Sarah Taylor does not know when or even if she will play cricket again but, almost 16 months on from announcing her retirement from England duty, she feels happier than she has ever been.
Widely regarded as one of the best wicketkeepers in the world – male or female – Taylor brought the curtain down on a stellar international career in September 2019 to concentrate on her much-publicised battle with anxiety.
Taylor has not played since then, now combining teaching cricket at a local school with the odd coaching job on the side at Sussex, who are launching an innovative mental health hub with the 31-year-old’s help.
Volunteering some of her wisdom for a free online resource which aims to help users find support and hope in shared life experiences has been satisfying for Taylor for an initiative which is understandably close to her heart.
She told the PA news agency: “I’m comfortable, I’m in a job that I love, I get to see my family a bit more than I used to, I’m in the same place all the time, and I’ve just been able to create a balanced, healthy lifestyle.
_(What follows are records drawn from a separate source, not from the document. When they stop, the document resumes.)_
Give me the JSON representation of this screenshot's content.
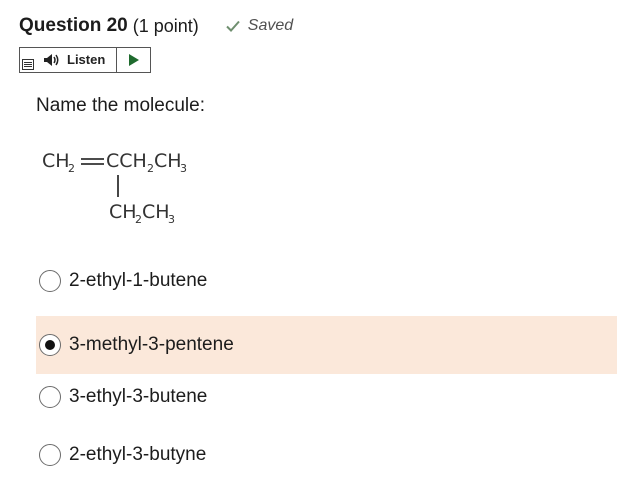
{
  "question": {
    "title": "Question 20",
    "points": "(1 point)",
    "status": "Saved",
    "status_icon": "checkmark-icon"
  },
  "listen": {
    "label": "Listen",
    "icons": [
      "menu-icon",
      "speaker-icon",
      "play-icon"
    ]
  },
  "prompt": "Name the molecule:",
  "molecule": {
    "top_main": "CH",
    "top_sub1": "2",
    "top_mid": "CCH",
    "top_sub2": "2",
    "top_end": "CH",
    "top_sub3": "3",
    "bottom_main1": "CH",
    "bottom_sub1": "2",
    "bottom_main2": "CH",
    "bottom_sub2": "3"
  },
  "options": [
    {
      "label": "2-ethyl-1-butene",
      "selected": false
    },
    {
      "label": "3-methyl-3-pentene",
      "selected": true
    },
    {
      "label": "3-ethyl-3-butene",
      "selected": false
    },
    {
      "label": "2-ethyl-3-butyne",
      "selected": false
    }
  ],
  "colors": {
    "selected_background": "#fbe8da",
    "saved_check": "#6f8f6f"
  }
}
“Unfortunately cricket had to kind of fade away but I’m happier than I probably have ever been. I needed a year to just completely declutter and sort my life out.
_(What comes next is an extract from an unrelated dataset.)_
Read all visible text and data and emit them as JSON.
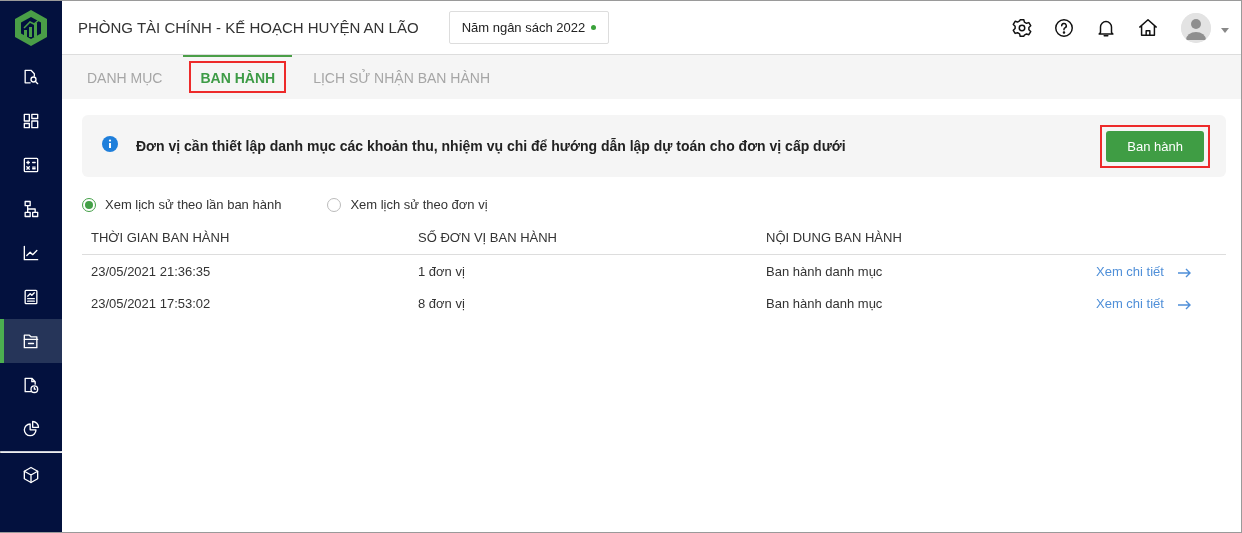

“It’s now a case of, ‘OK, cricket was a massive part of my life, do I want to play it again?’ I’ve got my cricket bag, it’s at the school ready to have a hit, but then the pandemic hit. I don’t know when I’m going to get a hit.
“But if I play and I think, ‘I don’t really enjoy this any more’ then I stop, or if I play and then think, ‘Actually…’, so it’s a win-win. Whichever way it goes, I’m comfortable.
“It’s an ‘I don’t know’ (the future of my cricket career) – I’m going to sit firmly on the fence.”
If a comeback does materialise then representing Sussex takes preference over the inaugural edition of The Hundred next summer, although featuring in the women’s Indian Premier League would be a “massive dream, but if not I’m OK”.
As well as being renowned for her glovework, Taylor is second on the list of all-time England run-scorers and was part of the sides that scooped World Cup crowns in 2009 and 2017, while she is also a three-time Ashes winner.
Taylor’s CV means she will, for a few years at least, be in high demand if she decides to resume playing but while confessing to missing her former team-mates, she feels in a much better place because of her hiatus.
She added: “It sounds awful to say that I was healthier when I left cricket but that’s fundamentally what happened because I had a tough time dealing with Sarah Taylor the cricketer and Sarah Taylor the person.
“Sarah Taylor the cricketer played with flair, was quite out there, always smiling. But Sarah Taylor the person, I didn’t quite know who I was. I was very quiet, quite reserved, with my anxieties and dealing with all that stuff.
“But once you took the cricket away, I’ve been able to just be me. It’s been quite refreshing, the expectation of the cricket is gone and I was able to just do what I wanted, when I wanted.”
If this is the end, Taylor is “very proud” with what she accomplished, the same emotion she felt at recently being named as the only England entrant in the International Cricket Council’s one-day international team of the decade.
Turning her attention to Sussex’s new scheme in which she was one of thousands to upload videos of 60 seconds or less by the county’s cricketing community and beyond, Taylor added: “I’m still managing my own anxieties.
“But I’ve been so inspired by some of the videos, some of the hardships that people have been through. It’s been quite nice to relive everything, but know there’s light and I am doing very well, so it’s been a nice experience.”
:: The Sussex Cricket Mental Health & Wellbeing Hub is available now to anyone that needs it at www.sussexcricket.frog.net